At BTG we try to shed positive light on all running adventures, but we’re not gonna lie: Bucharest can be a tough place to run. Once upon a time this was not the case. Once upon a time, this city was considered a little Paris. But today it is full of half-restored historic buildings, gigantic municipal behemoths, stark apartment block structures, and, at the time of research, impossibly torn-up cobblestone streets. While there are some architectural highlights to a Bucharest visit – the Palace of Parliament, for example, is the second-largest building in the world – the city’s suffering infrastructure and plainly-evident poverty may send you racing for the Carpathian Mountains.

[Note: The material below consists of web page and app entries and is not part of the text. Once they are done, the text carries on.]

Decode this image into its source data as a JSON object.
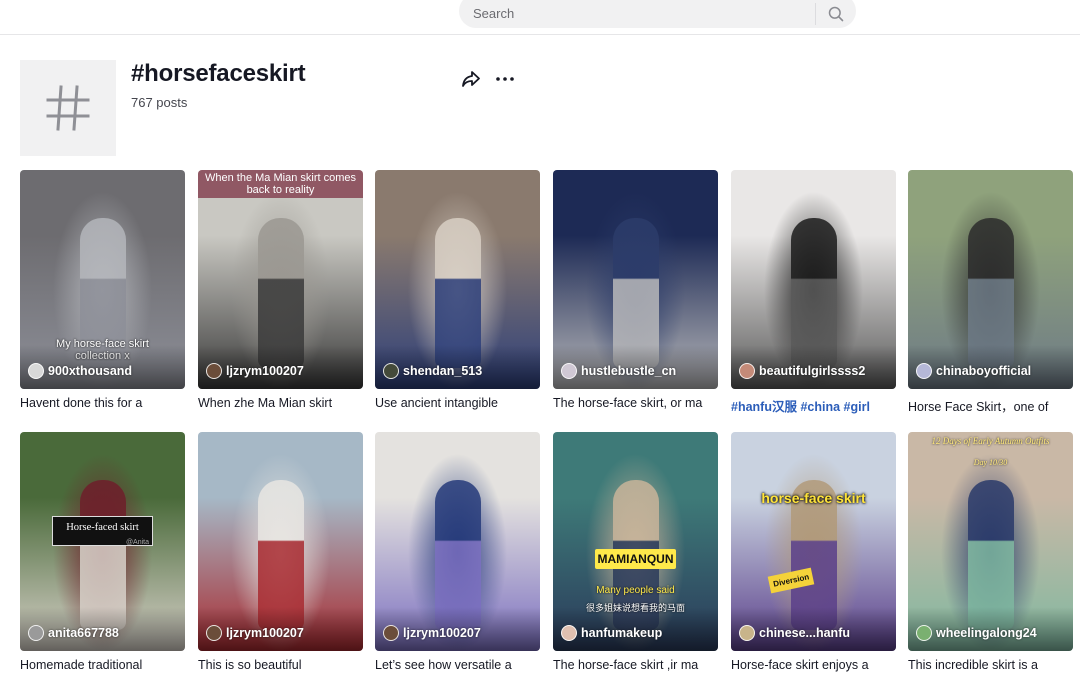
{
  "search": {
    "placeholder": "Search"
  },
  "header": {
    "title": "#horsefaceskirt",
    "post_count": "767 posts"
  },
  "videos": [
    {
      "author": "900xthousand",
      "caption": "Havent done this for a",
      "overlay": "My horse-face skirt collection x",
      "colors": [
        "#6d6c70",
        "#b4b6bb",
        "#8d8f98"
      ],
      "avatar": "#d8d8d8"
    },
    {
      "author": "ljzrym100207",
      "caption": "When zhe Ma Mian skirt",
      "overlay": "When the Ma Mian skirt comes back to reality",
      "colors": [
        "#c9c8c2",
        "#9b9892",
        "#3a3a3a"
      ],
      "avatar": "#6b4d3a"
    },
    {
      "author": "shendan_513",
      "caption": "Use ancient intangible",
      "overlay": "",
      "colors": [
        "#8a7a6e",
        "#d8cfc4",
        "#2d3f7a"
      ],
      "avatar": "#444a3a"
    },
    {
      "author": "hustlebustle_cn",
      "caption": "The horse-face skirt, or ma",
      "overlay": "",
      "colors": [
        "#1d2a55",
        "#2c3c6a",
        "#b8b8ba"
      ],
      "avatar": "#d0c8d4"
    },
    {
      "author": "beautifulgirlssss2",
      "caption": "#hanfu汉服 #china #girl",
      "overlay": "",
      "colors": [
        "#e9e7e6",
        "#1c1c1c",
        "#5a5a5a"
      ],
      "avatar": "#c48a78",
      "caption_is_tags": true
    },
    {
      "author": "chinaboyofficial",
      "caption": "Horse Face Skirt，one of",
      "overlay": "",
      "colors": [
        "#8fa27c",
        "#2c2c2c",
        "#6d7a86"
      ],
      "avatar": "#b5b8d8"
    },
    {
      "author": "anita667788",
      "caption": "Homemade traditional",
      "overlay": "Horse-faced skirt",
      "overlay_sub": "@Anita",
      "colors": [
        "#4a6a3a",
        "#6e1e2a",
        "#d8d2ca"
      ],
      "avatar": "#9a9a9a"
    },
    {
      "author": "ljzrym100207",
      "caption": "This is so beautiful",
      "overlay": "",
      "colors": [
        "#a6b8c6",
        "#e8e6e2",
        "#a82a30"
      ],
      "avatar": "#6b4d3a"
    },
    {
      "author": "ljzrym100207",
      "caption": "Let’s see how versatile a",
      "overlay": "",
      "colors": [
        "#e4e2df",
        "#253a7a",
        "#7b6fc0"
      ],
      "avatar": "#6b4d3a"
    },
    {
      "author": "hanfumakeup",
      "caption": "The horse-face skirt ,ir ma",
      "overlay": "MAMIANQUN",
      "overlay_sub": "Many people said",
      "overlay_sub2": "很多姐妹说想看我的马面",
      "colors": [
        "#3e7a78",
        "#c8b49a",
        "#2a3a5a"
      ],
      "avatar": "#e0c0b0"
    },
    {
      "author": "chinese...hanfu",
      "caption": "Horse-face skirt enjoys a",
      "overlay": "horse-face skirt",
      "overlay_sub": "Diversion",
      "colors": [
        "#c9d2e0",
        "#b19a7a",
        "#5a3f8a"
      ],
      "avatar": "#c8b48a"
    },
    {
      "author": "wheelingalong24",
      "caption": "This incredible skirt is a",
      "overlay": "12 Days of Early Autumn Outfits",
      "overlay_sub": "Day 10/30",
      "colors": [
        "#c9b8a6",
        "#2a3a6a",
        "#7fb8a0"
      ],
      "avatar": "#7ab070"
    }
  ],
  "icons": {
    "hashtag": "hashtag-icon",
    "share": "share-icon",
    "more": "more-icon",
    "search": "search-icon"
  }
}
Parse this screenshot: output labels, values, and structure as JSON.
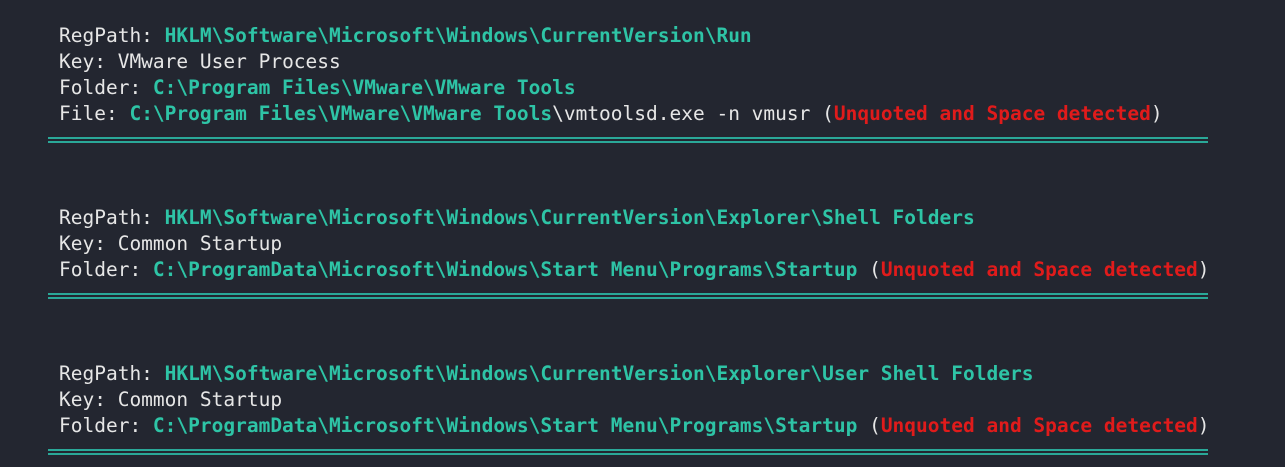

Don’t blame Bucharest for its current state. Revolution, execution, expectation, and disillusion have rocked Romania ever since Nicolae Ceausescu’s fall in 1989, and painful echoes from the recent past still reverberate in the country’s collective conscience. Although Romania was welcomed into the European Union in 2007, it’s still too early for the benefits of economic, political, and societal integration to really kick in.
But lift yourself up by your bootstraps (shoelaces?), run your heart out on one of the following routes, and you should be physically prepared to intellectually engage with Bucharest’s contemporary complexities. At the end of the day, although this city is not a great place to run, it is an unforgettable place to experience.
- Unmarked Obstacles: The ripped-up city center streets can get bad, and hazards aren’t always roped off. Our BTG researcher almost fell in a sewer while she was at work. Keep your eyes open for cracked pavement, gigantic holes, and cavernous gaps between stones and sidewalk.
- People: Although not the largest city in Europe, Bucharest is the densest. With 8000 people per square kilometer, this city is ten times more packed than Paris.
- Impossible-to-pronounce word for “thank you”: Mul-tsu-mehsk. Mool-tsoo-mehsk? Sigh. Good luck with that one.
Did you know? Wondering what happened to all of Bucharest’s medieval buildings? In the 1980s, under Ceausescu’s orders, Bucharest underwent a “systematization” campaign. This project aimed to eradicate the city’s “irrational” architecture, and resulted in the demolishment of three monasteries, twenty churches, three synagogues, three hospitals, two theaters, and a unique Art Deco sports stadium. Additionally, over eight square kilometers of the city’s old center were brought to the ground.